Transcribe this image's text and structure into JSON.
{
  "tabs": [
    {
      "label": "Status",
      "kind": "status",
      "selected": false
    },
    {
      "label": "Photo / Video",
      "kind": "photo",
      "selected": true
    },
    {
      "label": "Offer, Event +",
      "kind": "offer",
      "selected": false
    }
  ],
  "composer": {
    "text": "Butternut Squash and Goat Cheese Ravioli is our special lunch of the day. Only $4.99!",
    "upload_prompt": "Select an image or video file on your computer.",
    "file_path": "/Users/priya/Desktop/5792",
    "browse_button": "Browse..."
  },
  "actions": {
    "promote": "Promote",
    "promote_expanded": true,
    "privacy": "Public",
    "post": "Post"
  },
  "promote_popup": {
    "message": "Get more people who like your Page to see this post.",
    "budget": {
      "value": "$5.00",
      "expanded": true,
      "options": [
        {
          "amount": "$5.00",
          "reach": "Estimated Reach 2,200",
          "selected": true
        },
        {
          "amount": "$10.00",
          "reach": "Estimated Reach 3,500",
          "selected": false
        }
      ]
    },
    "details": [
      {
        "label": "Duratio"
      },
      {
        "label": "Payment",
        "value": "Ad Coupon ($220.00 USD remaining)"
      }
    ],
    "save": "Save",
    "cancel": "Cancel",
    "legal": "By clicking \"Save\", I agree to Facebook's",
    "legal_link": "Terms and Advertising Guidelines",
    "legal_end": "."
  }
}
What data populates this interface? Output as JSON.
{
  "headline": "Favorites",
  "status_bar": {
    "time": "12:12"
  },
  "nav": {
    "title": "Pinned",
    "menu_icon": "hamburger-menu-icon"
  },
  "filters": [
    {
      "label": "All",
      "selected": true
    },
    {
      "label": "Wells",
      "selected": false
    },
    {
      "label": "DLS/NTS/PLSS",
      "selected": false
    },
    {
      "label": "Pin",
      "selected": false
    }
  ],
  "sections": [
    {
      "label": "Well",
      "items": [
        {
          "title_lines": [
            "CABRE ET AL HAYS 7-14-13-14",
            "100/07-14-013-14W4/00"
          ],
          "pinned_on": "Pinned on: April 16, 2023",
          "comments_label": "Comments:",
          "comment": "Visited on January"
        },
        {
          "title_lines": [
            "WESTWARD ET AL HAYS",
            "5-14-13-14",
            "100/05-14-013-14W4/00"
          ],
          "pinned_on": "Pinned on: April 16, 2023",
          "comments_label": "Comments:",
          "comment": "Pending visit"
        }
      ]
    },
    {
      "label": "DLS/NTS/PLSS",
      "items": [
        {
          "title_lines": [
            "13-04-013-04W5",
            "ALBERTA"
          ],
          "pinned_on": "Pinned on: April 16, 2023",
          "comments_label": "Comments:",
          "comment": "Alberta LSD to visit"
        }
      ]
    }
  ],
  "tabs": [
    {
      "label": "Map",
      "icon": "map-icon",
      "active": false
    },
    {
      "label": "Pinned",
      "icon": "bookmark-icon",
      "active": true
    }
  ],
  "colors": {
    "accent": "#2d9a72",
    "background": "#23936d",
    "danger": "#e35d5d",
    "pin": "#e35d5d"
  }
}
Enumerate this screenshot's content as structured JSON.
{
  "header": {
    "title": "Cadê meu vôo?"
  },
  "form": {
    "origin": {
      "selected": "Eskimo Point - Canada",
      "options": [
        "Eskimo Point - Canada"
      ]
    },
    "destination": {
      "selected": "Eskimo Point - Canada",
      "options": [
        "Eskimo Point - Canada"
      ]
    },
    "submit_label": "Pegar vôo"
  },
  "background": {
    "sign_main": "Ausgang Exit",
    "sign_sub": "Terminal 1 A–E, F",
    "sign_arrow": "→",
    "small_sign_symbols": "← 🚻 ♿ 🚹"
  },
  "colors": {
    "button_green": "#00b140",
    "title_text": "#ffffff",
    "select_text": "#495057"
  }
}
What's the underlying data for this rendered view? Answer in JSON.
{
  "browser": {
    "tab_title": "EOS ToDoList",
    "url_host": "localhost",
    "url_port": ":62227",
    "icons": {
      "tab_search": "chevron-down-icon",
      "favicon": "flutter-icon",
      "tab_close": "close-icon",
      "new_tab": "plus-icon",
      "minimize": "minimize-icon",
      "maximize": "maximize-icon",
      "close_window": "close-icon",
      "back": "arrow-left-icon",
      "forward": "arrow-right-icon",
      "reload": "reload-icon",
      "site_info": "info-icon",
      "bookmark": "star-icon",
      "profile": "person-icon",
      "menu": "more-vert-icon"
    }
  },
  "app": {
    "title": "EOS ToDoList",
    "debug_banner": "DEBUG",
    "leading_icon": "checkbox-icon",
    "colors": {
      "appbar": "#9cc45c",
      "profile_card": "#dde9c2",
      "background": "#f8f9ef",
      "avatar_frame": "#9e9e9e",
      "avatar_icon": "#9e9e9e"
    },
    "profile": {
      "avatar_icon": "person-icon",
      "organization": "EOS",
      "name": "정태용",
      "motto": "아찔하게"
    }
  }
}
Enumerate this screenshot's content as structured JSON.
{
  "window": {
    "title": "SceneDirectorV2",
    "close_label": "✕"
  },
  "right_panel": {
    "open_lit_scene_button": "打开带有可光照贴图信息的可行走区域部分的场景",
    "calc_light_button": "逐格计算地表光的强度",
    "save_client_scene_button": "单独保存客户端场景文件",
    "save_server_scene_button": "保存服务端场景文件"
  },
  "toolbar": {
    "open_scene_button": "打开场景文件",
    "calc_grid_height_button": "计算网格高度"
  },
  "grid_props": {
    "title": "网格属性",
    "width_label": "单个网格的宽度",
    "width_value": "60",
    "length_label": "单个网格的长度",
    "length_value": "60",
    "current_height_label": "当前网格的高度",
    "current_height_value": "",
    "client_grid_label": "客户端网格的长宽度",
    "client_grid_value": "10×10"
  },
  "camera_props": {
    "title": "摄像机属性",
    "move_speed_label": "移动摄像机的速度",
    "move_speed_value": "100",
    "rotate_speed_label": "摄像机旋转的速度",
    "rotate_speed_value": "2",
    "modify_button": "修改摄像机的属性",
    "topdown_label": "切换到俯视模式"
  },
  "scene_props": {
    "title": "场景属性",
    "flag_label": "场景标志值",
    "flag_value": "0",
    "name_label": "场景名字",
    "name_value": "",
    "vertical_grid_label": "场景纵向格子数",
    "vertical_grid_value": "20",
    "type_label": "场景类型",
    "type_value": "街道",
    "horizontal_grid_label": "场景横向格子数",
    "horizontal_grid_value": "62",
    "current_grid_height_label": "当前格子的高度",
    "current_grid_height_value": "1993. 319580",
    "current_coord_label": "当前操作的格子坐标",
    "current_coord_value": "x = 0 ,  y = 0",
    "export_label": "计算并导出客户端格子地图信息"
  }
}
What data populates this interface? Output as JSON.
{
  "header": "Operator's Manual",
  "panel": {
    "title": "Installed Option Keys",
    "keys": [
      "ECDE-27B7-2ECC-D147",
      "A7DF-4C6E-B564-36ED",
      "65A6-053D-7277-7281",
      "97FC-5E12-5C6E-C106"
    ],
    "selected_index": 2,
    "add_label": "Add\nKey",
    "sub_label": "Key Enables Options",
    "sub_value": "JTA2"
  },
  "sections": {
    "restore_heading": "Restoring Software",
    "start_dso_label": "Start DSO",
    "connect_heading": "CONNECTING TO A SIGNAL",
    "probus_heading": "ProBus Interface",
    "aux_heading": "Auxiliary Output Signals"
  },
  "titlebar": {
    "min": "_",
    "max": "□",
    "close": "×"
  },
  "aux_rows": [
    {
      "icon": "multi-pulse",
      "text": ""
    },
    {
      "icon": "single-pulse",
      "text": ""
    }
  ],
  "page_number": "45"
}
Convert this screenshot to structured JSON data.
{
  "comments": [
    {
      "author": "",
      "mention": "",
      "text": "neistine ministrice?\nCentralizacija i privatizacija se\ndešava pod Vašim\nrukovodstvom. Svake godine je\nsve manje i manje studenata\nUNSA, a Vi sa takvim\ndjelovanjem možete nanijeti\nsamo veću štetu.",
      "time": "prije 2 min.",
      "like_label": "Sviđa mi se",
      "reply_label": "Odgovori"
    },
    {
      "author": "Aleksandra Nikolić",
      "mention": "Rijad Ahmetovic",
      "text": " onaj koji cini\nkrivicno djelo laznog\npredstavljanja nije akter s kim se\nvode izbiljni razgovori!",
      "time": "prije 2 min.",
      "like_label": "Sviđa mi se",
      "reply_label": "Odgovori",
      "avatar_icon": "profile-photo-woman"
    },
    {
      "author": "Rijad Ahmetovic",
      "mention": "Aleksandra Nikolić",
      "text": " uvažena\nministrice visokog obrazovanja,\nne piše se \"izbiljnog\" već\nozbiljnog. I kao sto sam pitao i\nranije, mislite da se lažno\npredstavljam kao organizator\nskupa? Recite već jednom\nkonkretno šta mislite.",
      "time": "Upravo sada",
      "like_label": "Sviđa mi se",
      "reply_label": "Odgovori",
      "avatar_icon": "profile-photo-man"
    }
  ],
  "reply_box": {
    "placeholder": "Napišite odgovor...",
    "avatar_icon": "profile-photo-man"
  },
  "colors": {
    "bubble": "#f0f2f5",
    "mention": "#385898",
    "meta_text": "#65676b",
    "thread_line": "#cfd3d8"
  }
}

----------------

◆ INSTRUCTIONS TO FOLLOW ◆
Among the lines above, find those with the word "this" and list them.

◆ WRITTEN SOLUTION ◆
Transcribe this image's text and structure into JSON.
    "message": "Get more people who like your Page to see this post.",
What data populates this interface? Output as JSON.
Enumerate this screenshot's content as structured JSON.
What's the underlying data for this rendered view? Answer in JSON.
Enumerate this screenshot's content as structured JSON.
What data populates this interface? Output as JSON.
Convert this screenshot to structured JSON data.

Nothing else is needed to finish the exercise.